Subconsciously he had expected the Big Burn to be barren land—curdled rock with rivers of frozen quartz, substances boiled up through the crust of the planet by the action of the atomic explosives. That was the way it had been on Limbo—on the other "burned-off" worlds they had discovered where those who had preceded mankind into the Galaxy—the mysterious, long vanished "Forerunners"—had fought their grim and totally annihilating wars.
But it would seem that the Big Burn was altogether different—at least here it was. There was no rock sterile of life outside—in fact there would appear to be too much life. What Dane could sight on his limited field of vision was a teeming jungle. And the thrill of that discovery almost made him forget their present circumstances. He was still staring bemused at the screen when Rip muttered, turned his head on his folded arms and opened his sunken eyes:
"Did we make it?" he asked dully.
Dane, not taking his eyes from that fascinating scene without, answered: "You brought us down. But I don't know where—"
"Unless our instruments were 'way off, we're near to the heart of the Burn."
"What does it look like?" Rip sounded too tired to cross the cabin and see for himself. "Barren as Limbo?"
"Hardly! Rip, did you ever see a tomato as big as a melon—At least it looks like a tomato," Dane halted the spy lens as it focused upon this new phenomena.
"A what?" There was a note of concern in Shannon's voice. "What's the matter with you, Dane?"
"Come and see," Dane willingly yielded his place to Rip but he did not step out of range of the screen. Surely that did have the likeness to a good, old fashioned earth-side tomato—but it was melon size and it hung from a bush which was close to a ten foot tree!
Rip stumbled across to drop into the Com-tech's place. But his expression of worry changed to one of simple astonishment as he saw that picture.
"Where are we?"
"You name it," Dane had had longer to adjust, the excitement of an explorer sighting virgin territory worked in his veins, banishing fatigue. "It must be the Big Burn!"
"But," Rip shook his head slowly as if with that gesture to deny the evidence before his eyes, "that country's all bare rock. I've seen pictures—"
"Of the outer rim," Dane corrected, having already solved that problem for himself. "This must be farther in than any survey ship ever came. Great Spirit of Outer Space, what has happened here?"
Rip had enough technical training to know how to get part of the answer. He leaned halfway across the com, and was able to flick down a lever with the very tip of his longest finger. Instantly the cabin was filled with a clicking so loud as to make an almost continuous drone of sound.

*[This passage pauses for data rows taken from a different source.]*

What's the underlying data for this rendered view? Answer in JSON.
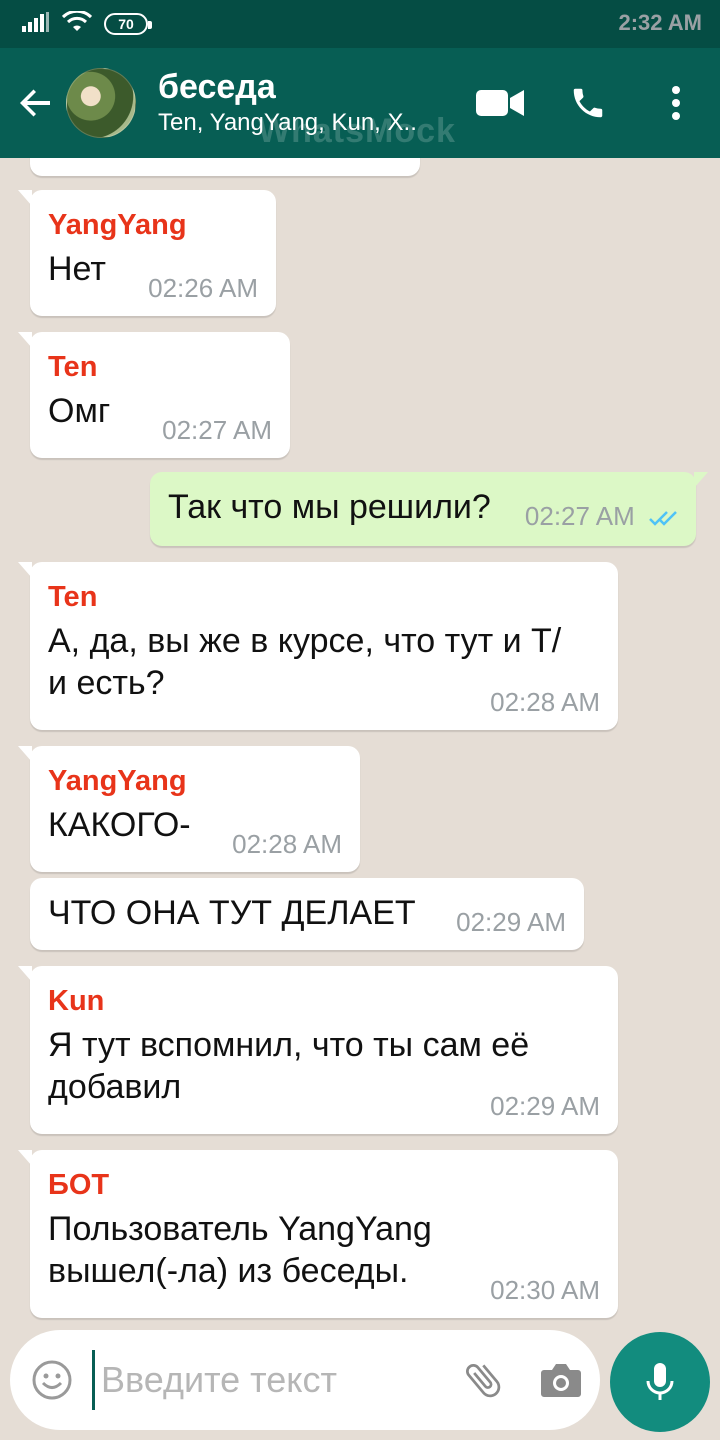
{
  "status_bar": {
    "time": "2:32 AM",
    "battery": "70",
    "icons": [
      "signal-icon",
      "wifi-icon",
      "battery-icon"
    ]
  },
  "header": {
    "title": "беседа",
    "subtitle": "Ten, YangYang, Kun, X..",
    "watermark": "WhatsMock",
    "actions": [
      "video-call-icon",
      "phone-icon",
      "more-icon"
    ]
  },
  "messages": [
    {
      "sender": "YangYang",
      "text": "Нет",
      "time": "02:26 AM",
      "direction": "in"
    },
    {
      "sender": "Ten",
      "text": "Омг",
      "time": "02:27 AM",
      "direction": "in"
    },
    {
      "sender": "",
      "text": "Так что мы решили?",
      "time": "02:27 AM",
      "direction": "out",
      "status": "read"
    },
    {
      "sender": "Ten",
      "text_line1": "А, да, вы же в курсе, что тут и Т/",
      "text_line2": "и есть?",
      "time": "02:28 AM",
      "direction": "in"
    },
    {
      "sender": "YangYang",
      "text": "КАКОГО-",
      "time": "02:28 AM",
      "direction": "in"
    },
    {
      "sender": "",
      "text": "ЧТО ОНА ТУТ ДЕЛАЕТ",
      "time": "02:29 AM",
      "direction": "in"
    },
    {
      "sender": "Kun",
      "text_line1": "Я тут вспомнил, что ты сам её",
      "text_line2": "добавил",
      "time": "02:29 AM",
      "direction": "in"
    },
    {
      "sender": "БОТ",
      "text_line1": "Пользователь YangYang",
      "text_line2": "вышел(-ла) из беседы.",
      "time": "02:30 AM",
      "direction": "in"
    }
  ],
  "composer": {
    "placeholder": "Введите текст",
    "value": ""
  },
  "colors": {
    "header": "#075e54",
    "status_bar": "#054d44",
    "sender_name": "#e8341a",
    "outgoing_bubble": "#dcf8c6",
    "fab": "#128c7e",
    "read_ticks": "#4fc3f7"
  }
}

Dane knew that danger signal, he didn't need Rip's words to underline it for him.
"That's what's happened. This country is pile 'hot' out there!"